Lawyers for Jared Michael Harrison had argued that their client's Second Amendment right to bear arms was being violated by a federal law that makes it illegal for “unlawful users or addicts of controlled substances” to possess firearms.
Recently, lawsuits filed by out-of-state resident applicants seeking licensure in Oklahoma, Maine, and Missouri allege that these states’ durational residency requirements create discrimination by favoring in-state residents to the detriment of non-residents who are otherwise restricted from applying for a cannabis license if the state’s regulation requires that the applicant be a resident of the state for a certain period of time prior to submission of the application. As such, the non-resident plaintiffs have moved to bar those states, such as Missouri and Maine (Mark Toigo v.
Today, talk of legalization knows no bounds. Connecticut, New York, New Jersey, and Pennsylvania have reportedly flirted with the idea of forming a "bloc" that will legalize adult-use marijuana at the same time and by imposing the same statutory scheme. Activists are pushing measures to put legalization on the ballot in 2020 in Arizona, Arkansas, Montana, and Oklahoma.

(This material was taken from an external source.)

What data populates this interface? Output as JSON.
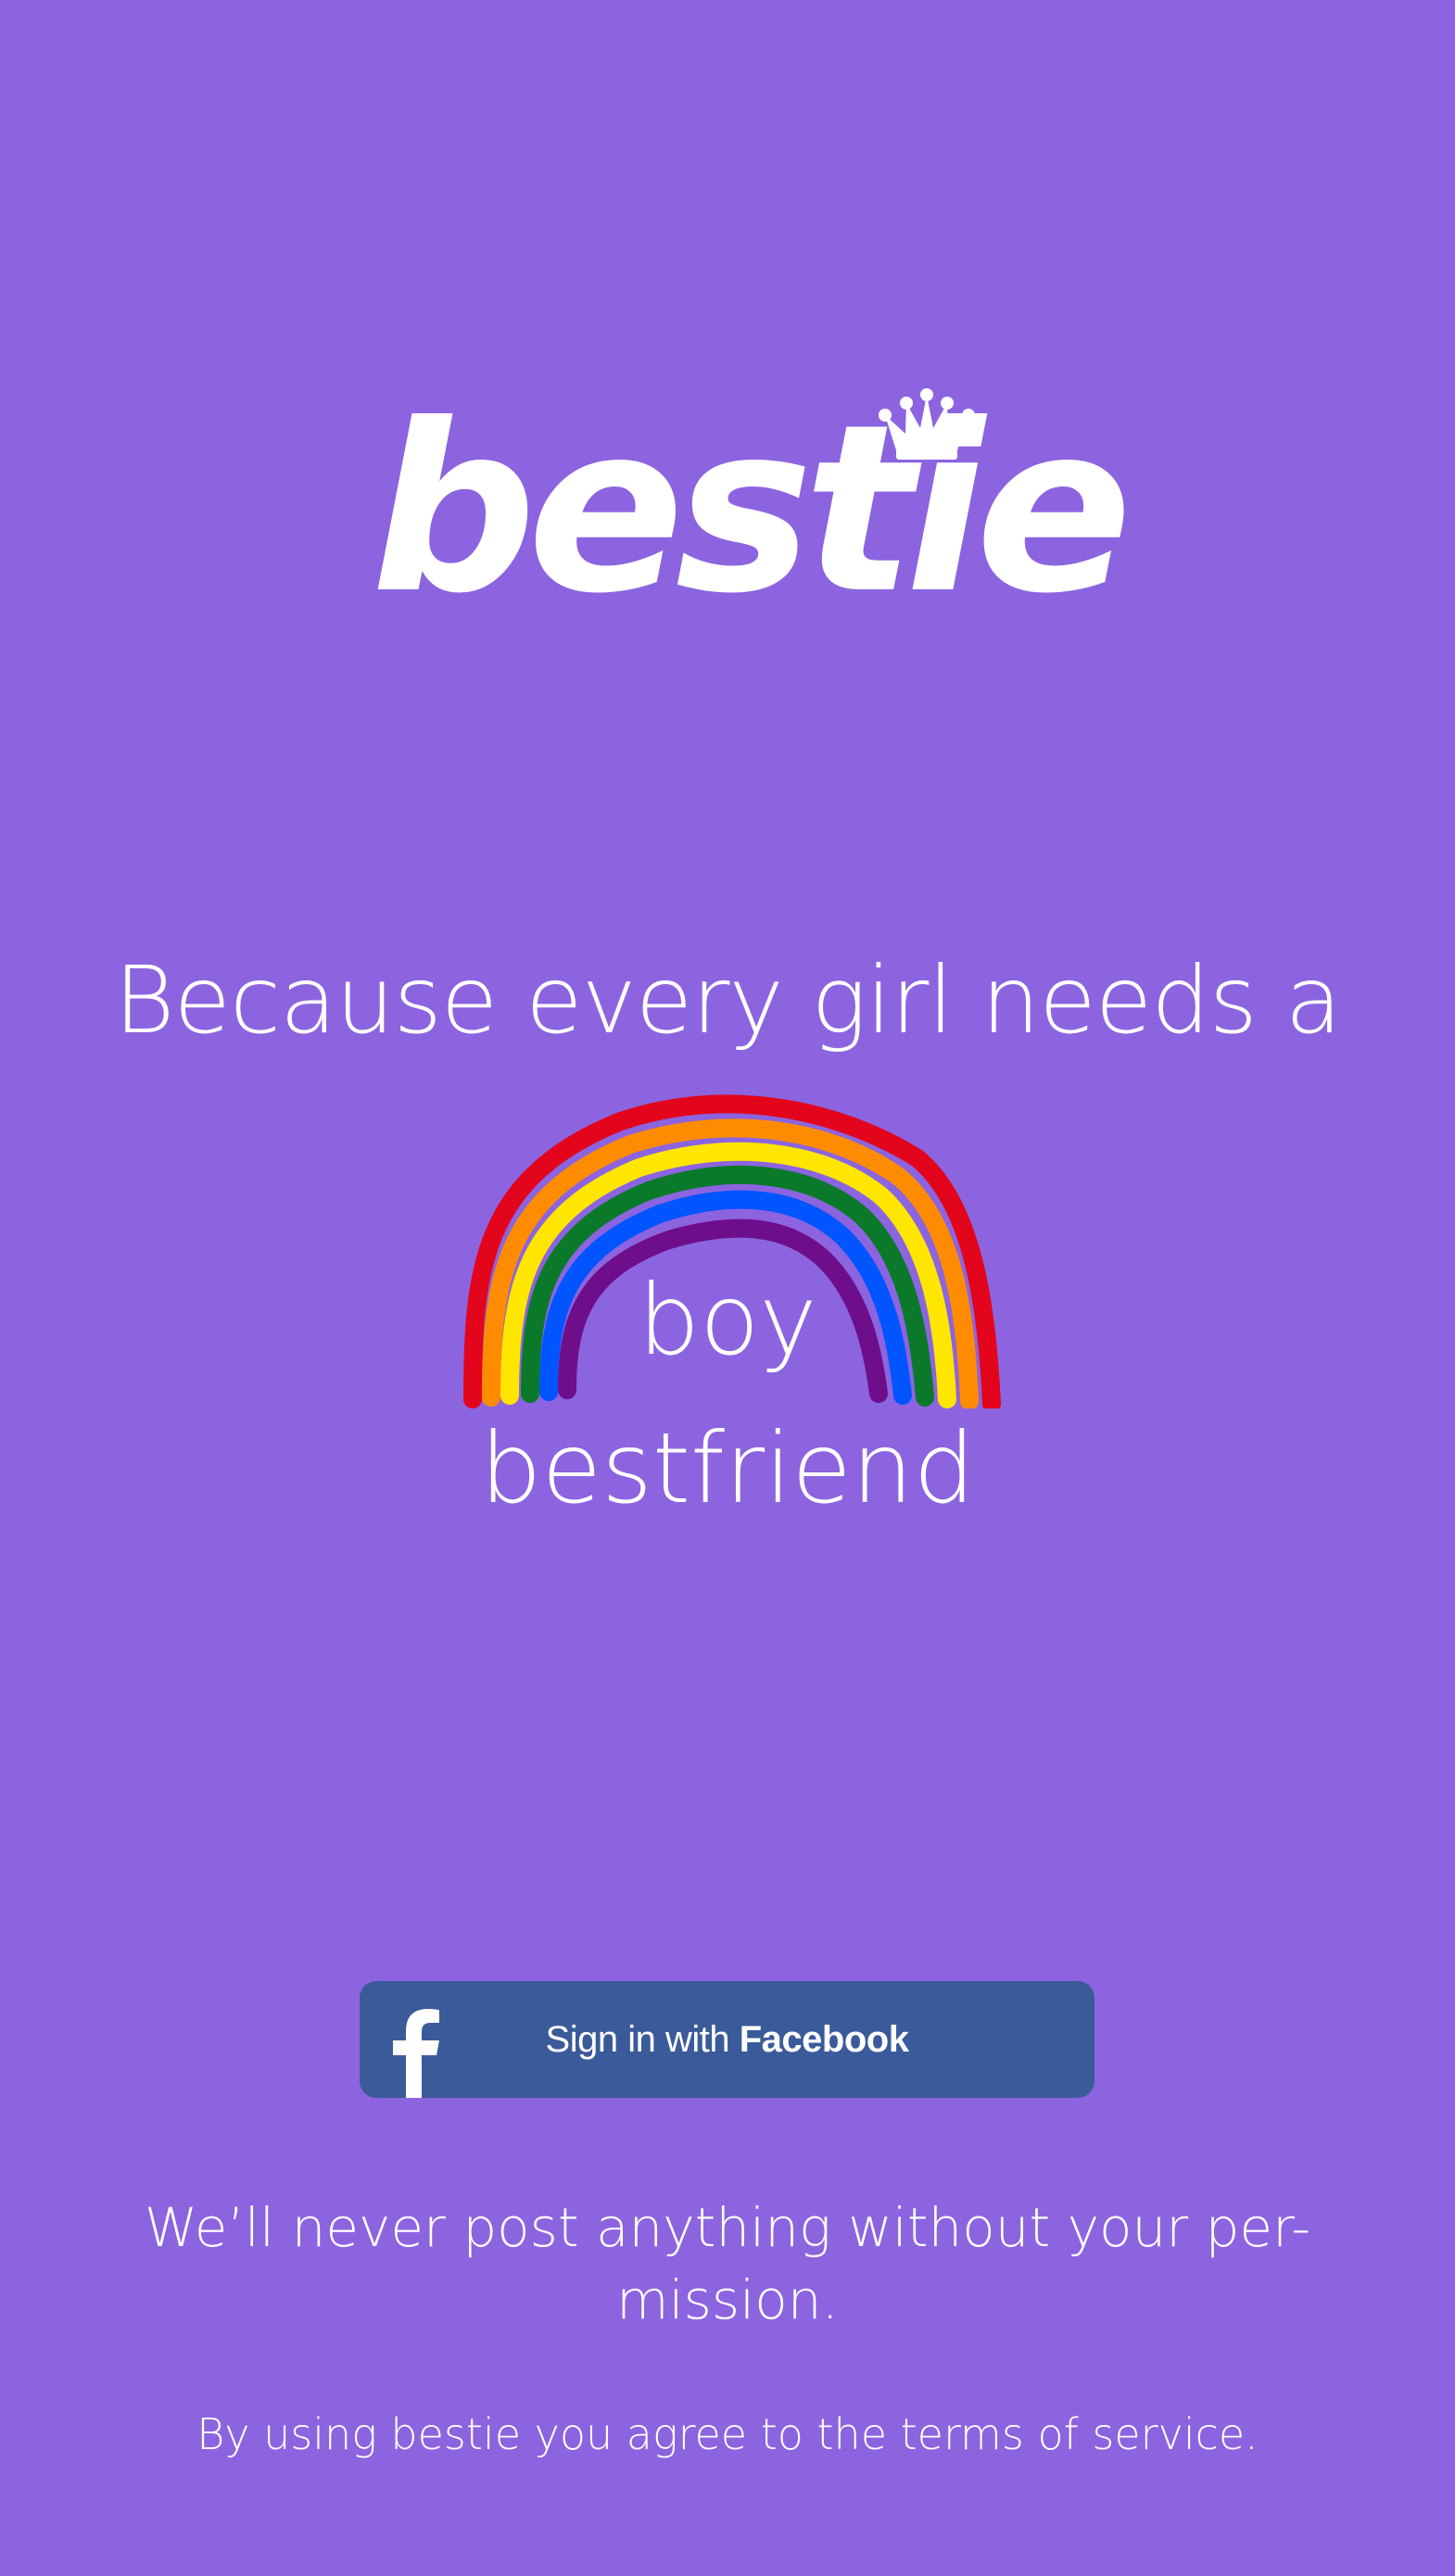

When it comes to state legalization – whether it’s medical or adult-use – there is either effort on the legislative front or at the ballot box (or in cases like New Jersey, the battle moves from one arena to the other).

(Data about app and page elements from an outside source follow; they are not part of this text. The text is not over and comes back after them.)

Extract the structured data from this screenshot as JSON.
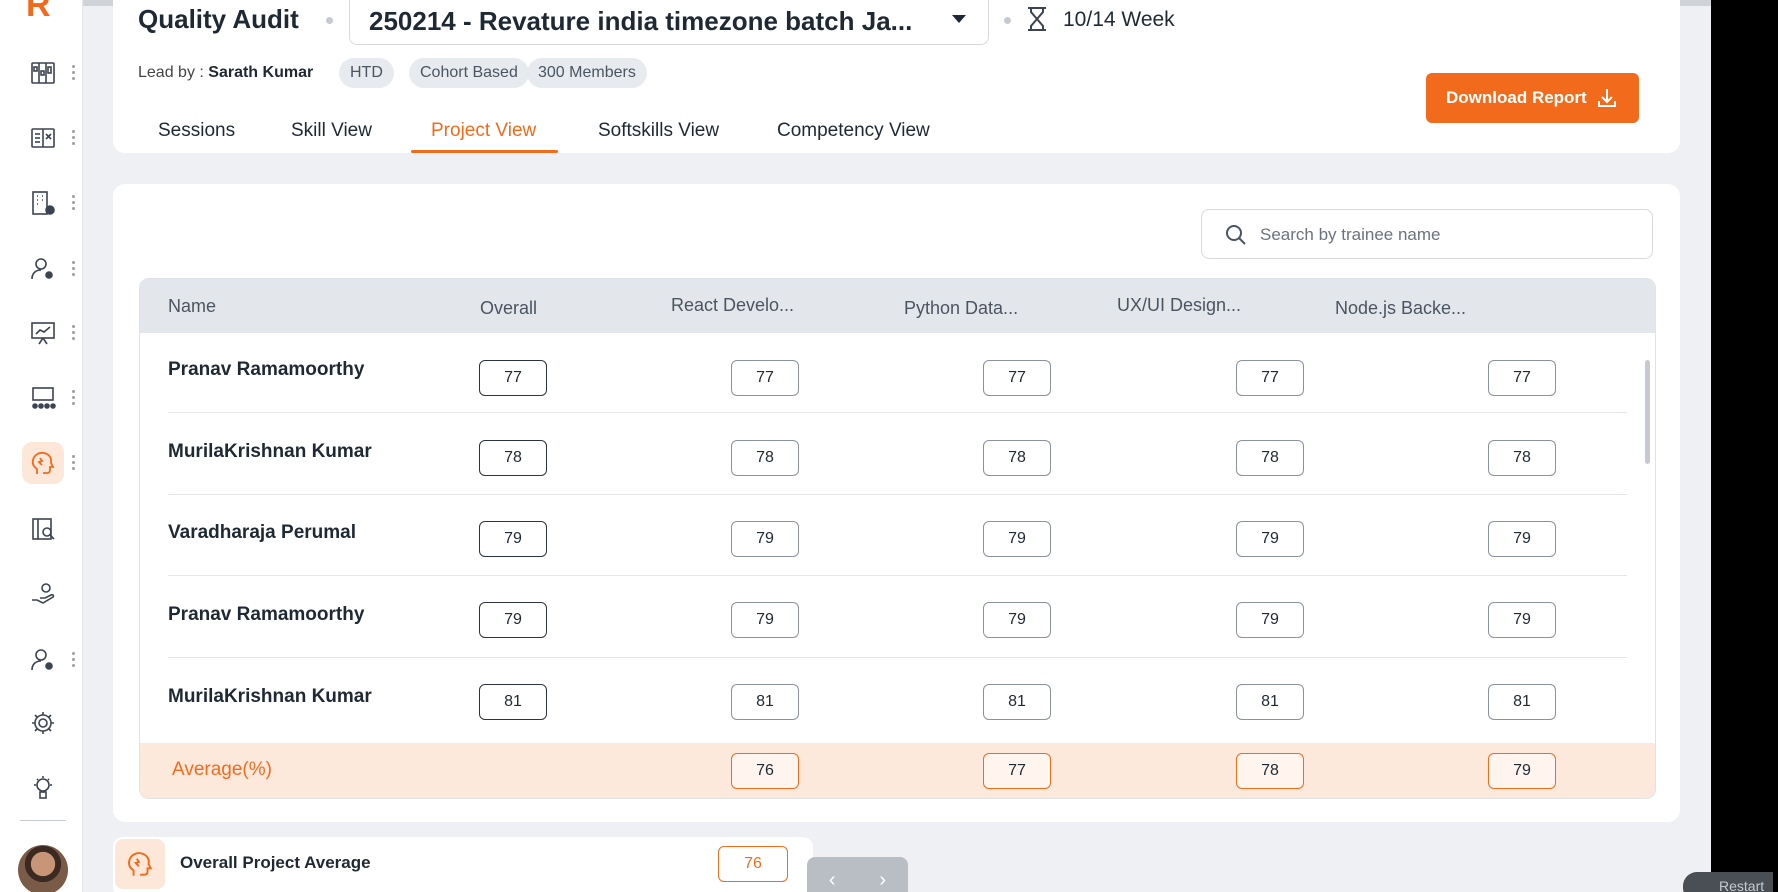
{
  "header": {
    "title": "Quality Audit",
    "batch_name": "250214 - Revature india timezone batch Ja...",
    "week": "10/14 Week",
    "lead_label": "Lead by :",
    "lead_name": "Sarath Kumar",
    "chips": [
      "HTD",
      "Cohort Based",
      "300 Members"
    ],
    "download_label": "Download Report",
    "tabs": [
      {
        "label": "Sessions",
        "active": false
      },
      {
        "label": "Skill View",
        "active": false
      },
      {
        "label": "Project View",
        "active": true
      },
      {
        "label": "Softskills View",
        "active": false
      },
      {
        "label": "Competency View",
        "active": false
      }
    ]
  },
  "search": {
    "placeholder": "Search by trainee name",
    "value": ""
  },
  "table": {
    "columns": [
      "Name",
      "Overall",
      "React Develo...",
      "Python Data...",
      "UX/UI Design...",
      "Node.js Backe..."
    ],
    "rows": [
      {
        "name": "Pranav Ramamoorthy",
        "scores": [
          "77",
          "77",
          "77",
          "77",
          "77"
        ]
      },
      {
        "name": "MurilaKrishnan Kumar",
        "scores": [
          "78",
          "78",
          "78",
          "78",
          "78"
        ]
      },
      {
        "name": "Varadharaja Perumal",
        "scores": [
          "79",
          "79",
          "79",
          "79",
          "79"
        ]
      },
      {
        "name": "Pranav Ramamoorthy",
        "scores": [
          "79",
          "79",
          "79",
          "79",
          "79"
        ]
      },
      {
        "name": "MurilaKrishnan Kumar",
        "scores": [
          "81",
          "81",
          "81",
          "81",
          "81"
        ]
      }
    ],
    "average": {
      "label": "Average(%)",
      "scores": [
        "76",
        "77",
        "78",
        "79"
      ]
    }
  },
  "overall_project_average": {
    "label": "Overall Project Average",
    "value": "76"
  },
  "pager": {
    "prev": "‹",
    "next": "›"
  },
  "restart_label": "Restart",
  "colors": {
    "accent": "#f26b1d",
    "background": "#eef0f3",
    "header_row": "#e3e7ec",
    "average_row": "#fde8dc"
  },
  "sidebar_icons": [
    "dashboard-icon",
    "book-icon",
    "building-icon",
    "user-settings-icon",
    "presentation-icon",
    "network-icon",
    "brain-icon",
    "library-icon",
    "hand-support-icon",
    "user-gear-icon",
    "settings-icon",
    "ai-brain-icon"
  ]
}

Most people in the cannabis industry know Oklahoma is going through a Wild West phase right now. The state’s loose medical marijuana regulations have sparked a chaotic dispensary boom. As of last week, there were more than 1,600 dispensaries serving 161,000 registered MMJ patients.

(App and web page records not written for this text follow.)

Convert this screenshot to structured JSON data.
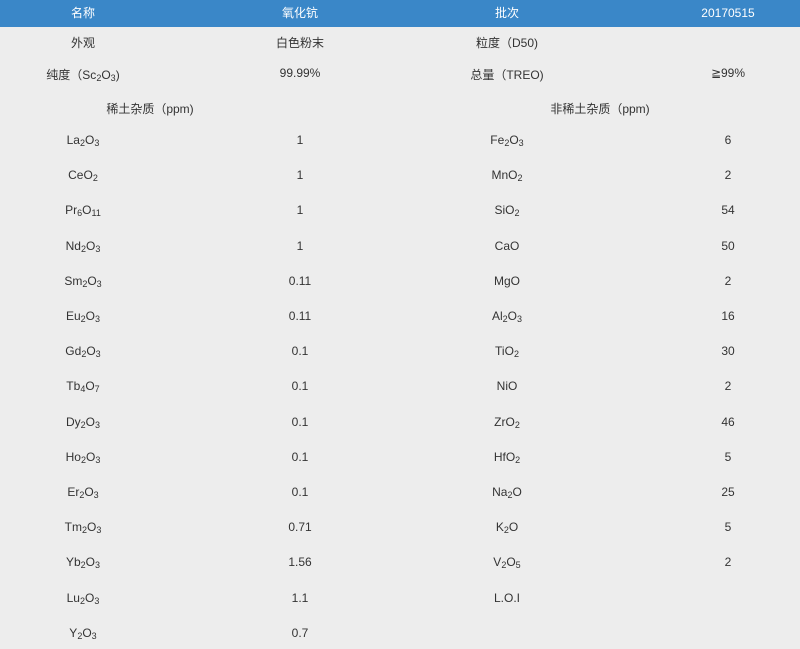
{
  "header": {
    "col1": "名称",
    "col2": "氧化钪",
    "col3": "批次",
    "col4": "20170515"
  },
  "info": [
    {
      "label": "外观",
      "value": "白色粉末",
      "label2": "粒度（D50)",
      "value2": ""
    },
    {
      "label": "纯度（Sc₂O₃)",
      "value": "99.99%",
      "label2": "总量（TREO)",
      "value2": "≧99%"
    }
  ],
  "sections": {
    "rare_earth": "稀土杂质（ppm)",
    "non_rare_earth": "非稀土杂质（ppm)"
  },
  "rows": [
    {
      "re": "La₂O₃",
      "re_val": "1",
      "nre": "Fe₂O₃",
      "nre_val": "6"
    },
    {
      "re": "CeO₂",
      "re_val": "1",
      "nre": "MnO₂",
      "nre_val": "2"
    },
    {
      "re": "Pr₆O₁₁",
      "re_val": "1",
      "nre": "SiO₂",
      "nre_val": "54"
    },
    {
      "re": "Nd₂O₃",
      "re_val": "1",
      "nre": "CaO",
      "nre_val": "50"
    },
    {
      "re": "Sm₂O₃",
      "re_val": "0.11",
      "nre": "MgO",
      "nre_val": "2"
    },
    {
      "re": "Eu₂O₃",
      "re_val": "0.11",
      "nre": "Al₂O₃",
      "nre_val": "16"
    },
    {
      "re": "Gd₂O₃",
      "re_val": "0.1",
      "nre": "TiO₂",
      "nre_val": "30"
    },
    {
      "re": "Tb₄O₇",
      "re_val": "0.1",
      "nre": "NiO",
      "nre_val": "2"
    },
    {
      "re": "Dy₂O₃",
      "re_val": "0.1",
      "nre": "ZrO₂",
      "nre_val": "46"
    },
    {
      "re": "Ho₂O₃",
      "re_val": "0.1",
      "nre": "HfO₂",
      "nre_val": "5"
    },
    {
      "re": "Er₂O₃",
      "re_val": "0.1",
      "nre": "Na₂O",
      "nre_val": "25"
    },
    {
      "re": "Tm₂O₃",
      "re_val": "0.71",
      "nre": "K₂O",
      "nre_val": "5"
    },
    {
      "re": "Yb₂O₃",
      "re_val": "1.56",
      "nre": "V₂O₅",
      "nre_val": "2"
    },
    {
      "re": "Lu₂O₃",
      "re_val": "1.1",
      "nre": "L.O.I",
      "nre_val": ""
    },
    {
      "re": "Y₂O₃",
      "re_val": "0.7",
      "nre": "",
      "nre_val": ""
    }
  ]
}
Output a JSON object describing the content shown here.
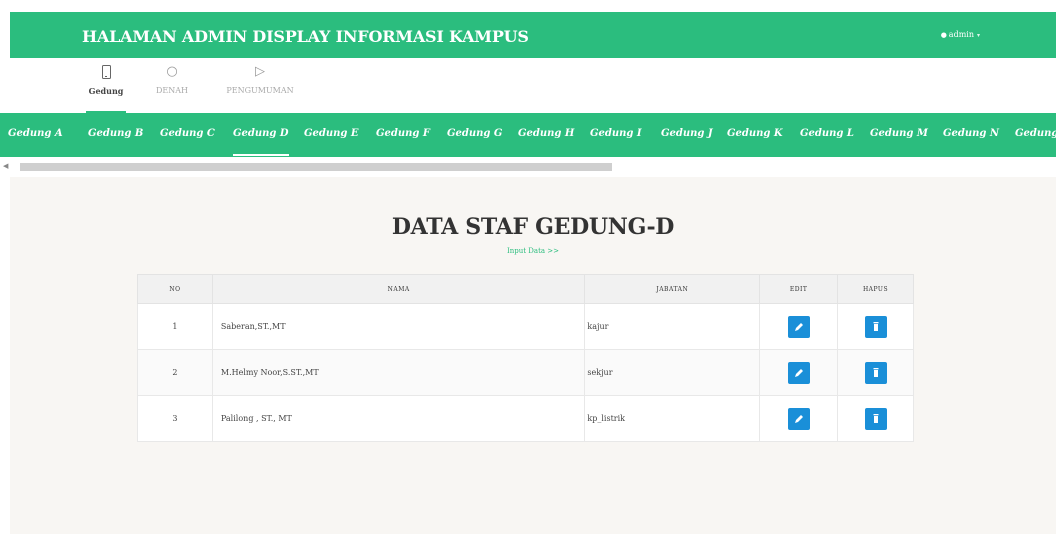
{
  "header": {
    "title": "HALAMAN ADMIN DISPLAY INFORMASI KAMPUS",
    "user": "admin"
  },
  "icon_tabs": [
    {
      "label": "Gedung",
      "icon": "tablet-icon",
      "active": true
    },
    {
      "label": "DENAH",
      "icon": "globe-icon",
      "active": false
    },
    {
      "label": "PENGUMUMAN",
      "icon": "megaphone-icon",
      "active": false
    }
  ],
  "gedung_tabs": [
    "Gedung A",
    "Gedung B",
    "Gedung C",
    "Gedung D",
    "Gedung E",
    "Gedung F",
    "Gedung G",
    "Gedung H",
    "Gedung I",
    "Gedung J",
    "Gedung K",
    "Gedung L",
    "Gedung M",
    "Gedung N",
    "Gedung"
  ],
  "main": {
    "title": "DATA STAF GEDUNG-D",
    "input_link": "Input Data >>"
  },
  "table": {
    "columns": [
      "NO",
      "NAMA",
      "JABATAN",
      "EDIT",
      "HAPUS"
    ],
    "rows": [
      {
        "no": "1",
        "nama": "Saberan,ST.,MT",
        "jabatan": "kajur"
      },
      {
        "no": "2",
        "nama": "M.Helmy Noor,S.ST.,MT",
        "jabatan": "sekjur"
      },
      {
        "no": "3",
        "nama": "Palilong , ST., MT",
        "jabatan": "kp_listrik"
      }
    ]
  },
  "colors": {
    "accent": "#2bbd7e",
    "button": "#1a8fd8",
    "content_bg": "#f8f6f3"
  }
}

Acreage Holdings has licenses in 17 states, of which 12 are operational, while the company has licenses to process in 12 states, seven of which are now in operation. The company has licenses to operate 68 retail dispensaries in 12 states, of which 21 are currently operational in 10 states. The Botanist is its retail concept designed to appeal to both adult use and medicinal consumers.
The move to legalize marijuana for medical and recreational use has been shifting to conservative states like Oklahoma, North Dakota and Utah — a reflection of the country’s changing attitude toward the drug, which federal law classifies as an illegal narcotic.
When we look back, 2018 may be known as the year that marijuana legalization won.
If you’re like me and follow cannabis news on a daily basis, it’s easy to feel complacent and convince yourself that the fight for medical cannabis is over. After all, a constant barrage of overwhelming positive polls on the issue could make one think focus can finally be shifted toward recreational cannabis and changing federal law.
Going green has taken on a new meaning in the U.S. Thirty states plus the District of Columbia now allow legal use of medical marijuana. Eight of those states, along with D.C., also have legalized recreational use of marijuana. The numbers in both categories could be higher in the not-too-distant future.
Two states appear to be on course to legalize recreational marijuana in 2018. Another state could also join the ranks of those allowing legal use of medical marijuana. Here's what you need to know.